A renewed show of support Thursday by the Clinton Administration for the beleaguered Mexican government sparked another powerful rally in the peso and in Latin American stocks in general, while U.S. stocks and bonds were weaker.
In foreign currency markets, some traders abandoned weaker Third World currencies for the dollar, while the dollar itself weakened against the German mark and Japanese yen--the world's two strongest major currencies.
Wall Street's reaction to the Clinton Administration's planned bailout for Mexico was subdued, with the Dow industrial average easing 3.03 points to 3,859.00 and broader indexes mixed.

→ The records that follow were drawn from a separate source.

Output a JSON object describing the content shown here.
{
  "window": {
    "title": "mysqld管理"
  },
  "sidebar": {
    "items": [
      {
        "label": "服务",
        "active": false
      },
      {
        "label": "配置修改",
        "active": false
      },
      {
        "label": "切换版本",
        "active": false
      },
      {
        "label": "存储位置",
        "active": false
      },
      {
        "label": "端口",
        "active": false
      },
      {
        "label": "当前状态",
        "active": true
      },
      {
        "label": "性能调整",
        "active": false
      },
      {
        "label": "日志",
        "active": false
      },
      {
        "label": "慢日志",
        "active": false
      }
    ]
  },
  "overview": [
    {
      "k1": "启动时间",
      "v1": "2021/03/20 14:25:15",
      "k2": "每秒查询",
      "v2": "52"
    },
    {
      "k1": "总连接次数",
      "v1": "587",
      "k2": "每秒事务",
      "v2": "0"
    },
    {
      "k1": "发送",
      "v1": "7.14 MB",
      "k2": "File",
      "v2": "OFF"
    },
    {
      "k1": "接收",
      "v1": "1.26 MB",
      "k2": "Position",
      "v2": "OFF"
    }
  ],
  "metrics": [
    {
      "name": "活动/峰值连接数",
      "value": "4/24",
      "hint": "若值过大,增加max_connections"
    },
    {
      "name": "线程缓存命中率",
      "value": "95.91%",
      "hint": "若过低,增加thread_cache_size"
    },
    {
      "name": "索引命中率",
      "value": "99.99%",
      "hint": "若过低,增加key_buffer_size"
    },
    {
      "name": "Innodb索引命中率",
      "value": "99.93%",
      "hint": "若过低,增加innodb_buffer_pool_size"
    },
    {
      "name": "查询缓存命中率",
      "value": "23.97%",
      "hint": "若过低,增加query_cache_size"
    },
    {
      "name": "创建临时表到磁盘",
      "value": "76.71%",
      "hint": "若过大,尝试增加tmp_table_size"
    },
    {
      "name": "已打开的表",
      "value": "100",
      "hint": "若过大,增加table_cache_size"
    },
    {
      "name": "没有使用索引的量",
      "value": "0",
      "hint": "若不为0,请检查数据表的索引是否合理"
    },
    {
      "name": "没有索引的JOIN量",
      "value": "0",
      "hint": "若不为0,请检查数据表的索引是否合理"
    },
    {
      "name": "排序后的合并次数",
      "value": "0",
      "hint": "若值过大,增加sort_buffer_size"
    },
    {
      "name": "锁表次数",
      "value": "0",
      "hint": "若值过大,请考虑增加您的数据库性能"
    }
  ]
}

In Latin markets, however, the response was euphoric: Mexico City's Bolsa stock index zoomed 90.95 points, or 4.5%, to 2,118.82. In Brazil, the Bovespa stock index rocketed 3,415 points, or 9.7%, to 38,406, while Argentina's Merval index shot up 10.4% and Chile's IPSA index leaped 4.5%.
In Brazil, traders said the bulk of the buying was by domestic investors and that foreigners were still mostly sidelined. Investors have feared that Brazil and Argentina could face the same kind of currency devaluation forced on Mexico in December, as worries about that country's economic outlook ballooned.
Meanwhile, key Asian stock markets suffered selloffs Thursday as some global investors pulled out, worried about Latin America's problems spreading. In Singapore, the Straits Times index tumbled 43.33 points, or 2.0%, to 2,102.36. In Bangkok, the SET index dove 41.35 points, or 3.2%, to 1,273.00.
The dollar rose against Third World currencies such as Thailand's baht, and it also gained against the troubled Canadian dollar, which hit a nine-year low at 1.418 per U.S. dollar.
But the greenback itself tumbled to a seven-week low against the Japanese yen and declined moderately against the German mark.
In New York, the dollar slumped to 98.65 yen, down from 100.00 on Wednesday and the lowest level since Nov. 29. It also fell to 1.529 marks, down from 1.537 and the lowest since Nov. 9.
Traders said the mark and yen gained from "safe haven" buying by investors who are looking for the strongest currencies in the wake of the Mexican debacle.
Analysts said some of the pressure on the dollar probably stemmed from concern that the Federal Reserve Board may delay its next increase in U.S. short-term interest rates due to Mexico's financial troubles. Some investors have been counting on another U.S. rate hike to restrain the economy and keep inflation in check.
Hence, the dollar's slide hurt U.S. bonds: The Treasury's 30-year bond yield finished at 7.87%, up from Wednesday's 7.83%.
In the stock market, some issues were hurt by fears that Mexico's problems might negatively affect the earnings of U.S. companies that do business in Mexico or rely heavily on selling their products there.
Among Thursday's highlights:
* U.S.-traded Latin issues rising included Telmex, up 5/8 to 36 1/4; Grupo Televisa, up 3/8 to 25 1/4, and the Argentina Fund, up 1 1/8 to 12 3/8.
* Citicorp slumped 1 3/8 to 39, despite reporting strong preliminary fourth-quarter earnings. Analysts and investors fretted about the long-term implications of Mexico's currency crisis, even after Citicorp said the effect on it would be minimal.
* Intel rose 7/8 to 67 1/8 and Advanced Micro Devices surged 3 1/8 to 31 3/4. The two companies said late Wednesday that they had settled all litigation against each other surrounding AMD's rights to sell clones of Intel's microprocessors.
* Gold stocks benefited from safe-haven buying by investors worried that Mexico's currency crisis could be repeated elsewhere. On New York's Comex, gold closed up $4.10 at $381.40 an ounce.
* Among gold mining stocks, Newmont Gold rose 5/8 to 35 1/8 and Battle Mountain Gold added 1/4 to 10.
Other foreign markets closed mixed. In Tokyo, the Nikkei average closed off 138.46 points at 19,410.01. London's Financial Times 100-share average fell 16.2 points to 3,033.2, while in Frankfurt, the 30-share DAX average ended up 10.22 points at 2,071.27.